» Element data from apps and pages:
=====

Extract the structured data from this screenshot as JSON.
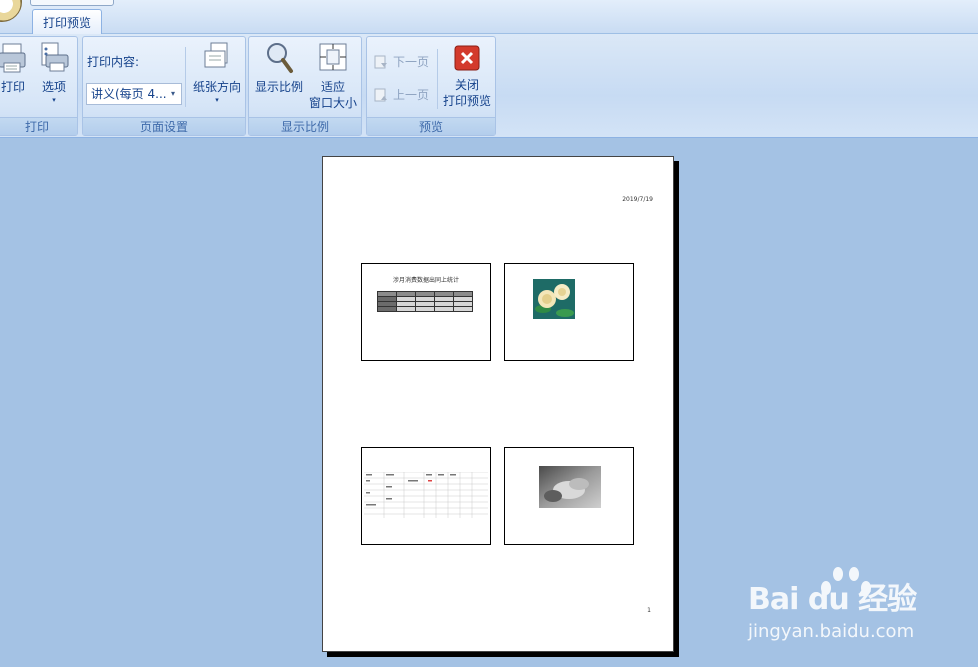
{
  "ribbon": {
    "tab_label": "打印预览",
    "groups": {
      "print": {
        "label": "打印",
        "print_btn": "打印",
        "options_btn": "选项"
      },
      "page_setup": {
        "label": "页面设置",
        "print_content_label": "打印内容:",
        "print_content_value": "讲义(每页 4...",
        "orientation_btn": "纸张方向"
      },
      "zoom": {
        "label": "显示比例",
        "zoom_btn": "显示比例",
        "fit_btn_line1": "适应",
        "fit_btn_line2": "窗口大小"
      },
      "preview": {
        "label": "预览",
        "next_page": "下一页",
        "prev_page": "上一页",
        "close_line1": "关闭",
        "close_line2": "打印预览"
      }
    }
  },
  "page": {
    "date": "2019/7/19",
    "page_number": "1",
    "slide1_title": "涉月消费数据出同上统计",
    "slide1_table": [
      [
        "",
        "",
        "",
        "",
        ""
      ],
      [
        "",
        "",
        "",
        "",
        ""
      ],
      [
        "",
        "",
        "",
        "",
        ""
      ],
      [
        "",
        "",
        "",
        "",
        ""
      ]
    ]
  },
  "watermark": {
    "brand": "Bai du 经验",
    "url": "jingyan.baidu.com"
  },
  "colors": {
    "workspace_bg": "#a4c2e4",
    "ribbon_text": "#15428b",
    "close_red": "#d33a2c"
  }
}
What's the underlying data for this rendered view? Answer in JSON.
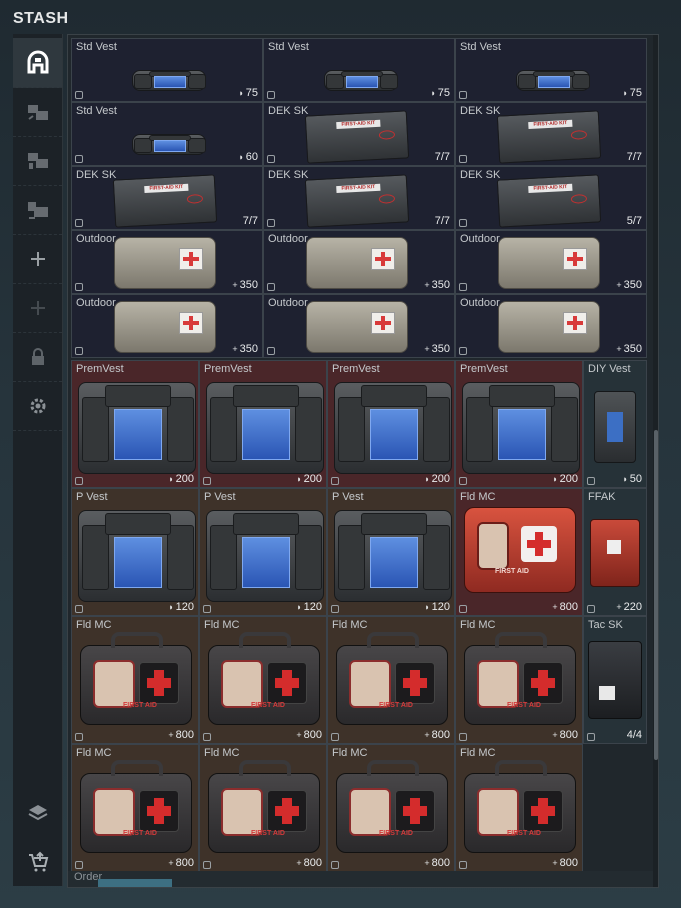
{
  "title": "STASH",
  "sidebar": {
    "items": [
      {
        "name": "stash-icon",
        "active": true
      },
      {
        "name": "gear-transfer-1-icon",
        "active": false
      },
      {
        "name": "gear-transfer-2-icon",
        "active": false
      },
      {
        "name": "gear-transfer-3-icon",
        "active": false
      },
      {
        "name": "add-icon",
        "active": false
      },
      {
        "name": "add-disabled-icon",
        "active": false
      },
      {
        "name": "lock-icon",
        "active": false
      },
      {
        "name": "settings-icon",
        "active": false
      },
      {
        "name": "layers-icon",
        "active": false
      },
      {
        "name": "cart-upgrade-icon",
        "active": false
      }
    ]
  },
  "items": [
    {
      "name": "Std Vest",
      "value": "75",
      "icon": "shield",
      "type": "vest"
    },
    {
      "name": "Std Vest",
      "value": "75",
      "icon": "shield",
      "type": "vest"
    },
    {
      "name": "Std Vest",
      "value": "75",
      "icon": "shield",
      "type": "vest"
    },
    {
      "name": "Std Vest",
      "value": "60",
      "icon": "shield",
      "type": "vest"
    },
    {
      "name": "DEK SK",
      "value": "7/7",
      "icon": "",
      "type": "kit",
      "label": "FIRST-AID KIT"
    },
    {
      "name": "DEK SK",
      "value": "7/7",
      "icon": "",
      "type": "kit",
      "label": "FIRST-AID KIT"
    },
    {
      "name": "DEK SK",
      "value": "7/7",
      "icon": "",
      "type": "kit",
      "label": "FIRST-AID KIT"
    },
    {
      "name": "DEK SK",
      "value": "7/7",
      "icon": "",
      "type": "kit",
      "label": "FIRST-AID KIT"
    },
    {
      "name": "DEK SK",
      "value": "5/7",
      "icon": "",
      "type": "kit",
      "label": "FIRST-AID KIT"
    },
    {
      "name": "Outdoor",
      "value": "350",
      "icon": "plus",
      "type": "bag"
    },
    {
      "name": "Outdoor",
      "value": "350",
      "icon": "plus",
      "type": "bag"
    },
    {
      "name": "Outdoor",
      "value": "350",
      "icon": "plus",
      "type": "bag"
    },
    {
      "name": "Outdoor",
      "value": "350",
      "icon": "plus",
      "type": "bag"
    },
    {
      "name": "Outdoor",
      "value": "350",
      "icon": "plus",
      "type": "bag"
    },
    {
      "name": "Outdoor",
      "value": "350",
      "icon": "plus",
      "type": "bag"
    },
    {
      "name": "PremVest",
      "value": "200",
      "icon": "shield",
      "type": "vestL"
    },
    {
      "name": "PremVest",
      "value": "200",
      "icon": "shield",
      "type": "vestL"
    },
    {
      "name": "PremVest",
      "value": "200",
      "icon": "shield",
      "type": "vestL"
    },
    {
      "name": "PremVest",
      "value": "200",
      "icon": "shield",
      "type": "vestL"
    },
    {
      "name": "DIY Vest",
      "value": "50",
      "icon": "shield",
      "type": "diy"
    },
    {
      "name": "P Vest",
      "value": "120",
      "icon": "shield",
      "type": "vestP"
    },
    {
      "name": "P Vest",
      "value": "120",
      "icon": "shield",
      "type": "vestP"
    },
    {
      "name": "P Vest",
      "value": "120",
      "icon": "shield",
      "type": "vestP"
    },
    {
      "name": "Fld MC",
      "value": "800",
      "icon": "plus",
      "type": "redcase",
      "label": "FIRST AID"
    },
    {
      "name": "FFAK",
      "value": "220",
      "icon": "plus",
      "type": "ffak"
    },
    {
      "name": "Fld MC",
      "value": "800",
      "icon": "plus",
      "type": "case",
      "label": "FIRST AID"
    },
    {
      "name": "Fld MC",
      "value": "800",
      "icon": "plus",
      "type": "case",
      "label": "FIRST AID"
    },
    {
      "name": "Fld MC",
      "value": "800",
      "icon": "plus",
      "type": "case",
      "label": "FIRST AID"
    },
    {
      "name": "Fld MC",
      "value": "800",
      "icon": "plus",
      "type": "case",
      "label": "FIRST AID"
    },
    {
      "name": "Tac SK",
      "value": "4/4",
      "icon": "",
      "type": "tac"
    },
    {
      "name": "Fld MC",
      "value": "800",
      "icon": "plus",
      "type": "case",
      "label": "FIRST AID"
    },
    {
      "name": "Fld MC",
      "value": "800",
      "icon": "plus",
      "type": "case",
      "label": "FIRST AID"
    },
    {
      "name": "Fld MC",
      "value": "800",
      "icon": "plus",
      "type": "case",
      "label": "FIRST AID"
    },
    {
      "name": "Fld MC",
      "value": "800",
      "icon": "plus",
      "type": "case",
      "label": "FIRST AID"
    }
  ],
  "bottom_row": {
    "label": "Order"
  },
  "colors": {
    "blue_bg": "#1e2130",
    "red_bg": "#4a2629",
    "brown_bg": "#3e3229",
    "green_bg": "#263238",
    "accent_blue": "#3d6f82"
  }
}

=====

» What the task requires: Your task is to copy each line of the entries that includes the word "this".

» Written answer:
Extract the structured data from this screenshot as JSON.
What's the underlying data for this rendered view? Answer in JSON.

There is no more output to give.